It is interesting to note that throughout the day, everyone from the riders to support teams all had smiles on their faces.  The riders were surely tired but they were happy to be doing what they enjoyed… and we were happy to be doing the same.

Wildfire Danger Arrives Early This Year

In our county in Western Washington everything is green as spring has arrived in full force, yet the Lewis County Fire Marshal has enacted an outdoor burning ban for all of unincorporated Lewis County, after a week of higher than normal temperatures.  We tend to think of Western Washington as humid and wet.  Our “normal” fire danger period usually doesn’t  raise its ugly head until August – and then for just a month or so.  Unfortunately, it doesn’t take much to create a fire danger once a week or so of warm weather arrives.

Lucky for us, a rain pattern is predicted for later this week.  Even so, the burn ban is expected to last until Friday, April 23rd.  Please do your part to keep everyone safe.  Burn bans are not issued lightly.  Much thought goes into that decision prior to issuing it to the public.  Let’s all help keep Washington Green!

Nashville Bombing Field Exercise

Covid-19 has caused many changes within our ARES training program and while Zoom meetings keep us connected, it was time for a social distancing field exercise on Monday, January 18th.  The exercise scenario was created around the Christmas Day Nashville, Tennessee bombing which destroyed an AT&T exchange.  Could an incident like that happen here?

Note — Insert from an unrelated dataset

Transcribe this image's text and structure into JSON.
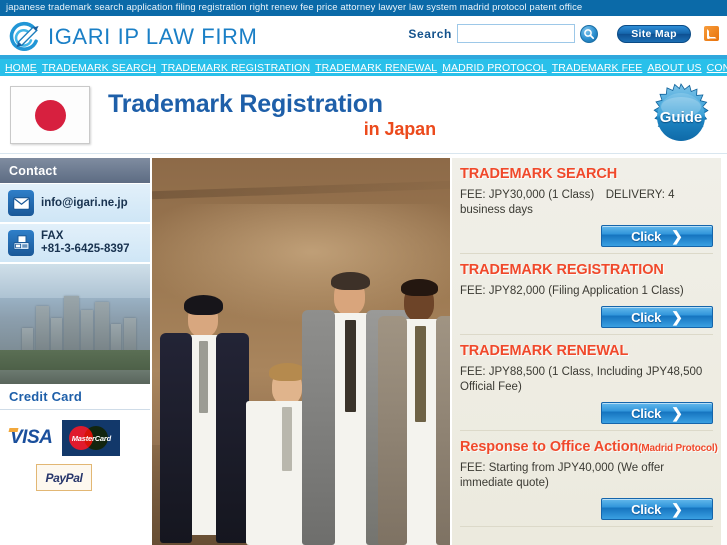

The build up to the exercise began with deconstructing the actual event.  The real incident was a powerful bomb placed in an RV in downtown Nashville.  An audible warning coming from the RV gave police time to evacuate most of the homeless and apartment dwellers before the explosion, but the devastation caused by the explosion scattered debris and evidence all over the area.  While we certainly were not going to recreate the bombing, we were going to practice the ARES response.  Both the Police Chief and Fire Chief were contacted as we explained our plan.  Both summarized what their real response would be like.  In our scenario, the explosion would go off at noon in the downtown area next to a small telephone exchange.  We consulted an ATF chart and computed the total blast area as well as the minimum evacuation distances.

The ARES response would include: help in setting up an exclusionary zone using barricades, cones and/or vehicles to keep the public out; setting up amateur radio mobile comms (Comm II and III) in case of possible disruption to the 911 system; establish two medical helicopter landing zones for possible mass casualty scenarios; activate the Mt. View Baptist Church shelter and set up comms there; and put in place a net control from the Riverside Fire Authority’s Emergency Coordination Center (ECC).

With a Incident Action Plan and a safety briefing given, team members were given assignments and radio frequencies before being deployed.  To make the exercise more interesting, we decided to use only our simplex frequencies.  We did keep a repeated frequency available as a safety channel.  Using simplex would possibly require one or more relay stations.  Our goal was solid simplex comms from the 911 center to the downtown city areas.  During almost a three hour exercise, team members were able to set up comms at the shelter site, establish two landing zones and work through the comms associated with those sites, and practice simplex communications all around Centralia and Chehalis.  All simplex comms were successful with only a few relays required when using our HT’s.  The comm vans were also able to test 6 meter simplex operations as well.  We learned valuable lessons when using the HT’s with a far better understanding of where they can be useful and what buildings and hills can disrupt their use.

Overall, we knew going into this exercise that we didn’t have enough ARES personnel to cover all barricade sites for what could be multiple days as evidence technicians logged and tagged every piece of debris in a wide area.  We discussed using ARES mutual aid and other volunteer resources.  This exercise, on a cold, windy January day, went well and as usual during this type of training, we learned what worked and what didn’t.  Thanks to our served agencies, Centralia Police and Riverside Fire Authority for their support and thanks to our great volunteers for a great training exercise.